The most effective method to ensure no invasive species or fish diseases are transported to a new body of water is to dry the boating and fishing equipment, DEC says. The key is to make certain that equipment is dry before using it in a new water body. Drying times vary significantly depending upon the type of equipment, air temperature and relative humidity.

The state says the proposed regulations will strengthen DEC’s ability to control the spread of aquatic invasive species associated with the use of watercraft, trailers and associated equipment at the boating and fishing access facilities it administers. Boaters are currently asked to voluntarily comply with recommended advice on how to prevent the spread of aquatic invasive species as provided in various DEC publications and posted at the 390 boat launch facilities that DEC administers.

The proposed regulations would allow DEC law enforcement staff to ticket any user of DEC boat launch facilities that do not drain a watercraft and remove any visible plants and animals attached to it, the trailer or associated equipment before launching at or leaving the site.

The penalty for violating this regulation is imprisonment for no more than 15 days, or a fine of no more than $250, or both fine and imprisonment.

The proposed regulations would allow boaters keeping boats in zebra or quagga mussel-infested waters to obtain a free permit from DEC allowing them to depart from a launch site without removing all visible material.

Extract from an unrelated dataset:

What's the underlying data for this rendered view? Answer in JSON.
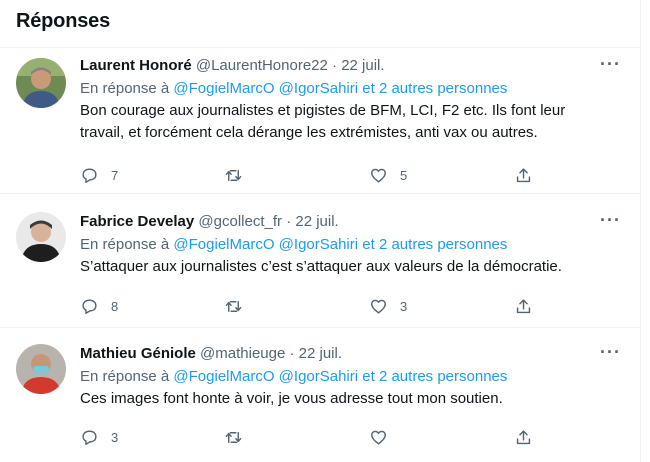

Such a permit would allow boaters to take their boat to a storage location or an off-site boat washing station, the DEC?says.

Aquatic invaders

According to the state Department of Environmental Conservation, examples of invasive species include:

Eurasian watermilfoil


Water chestnut

Purple loosestrife

Fishhook water fleas

Zebra mussels

Round gobies

Sea lamprey

White perch


Yellow perch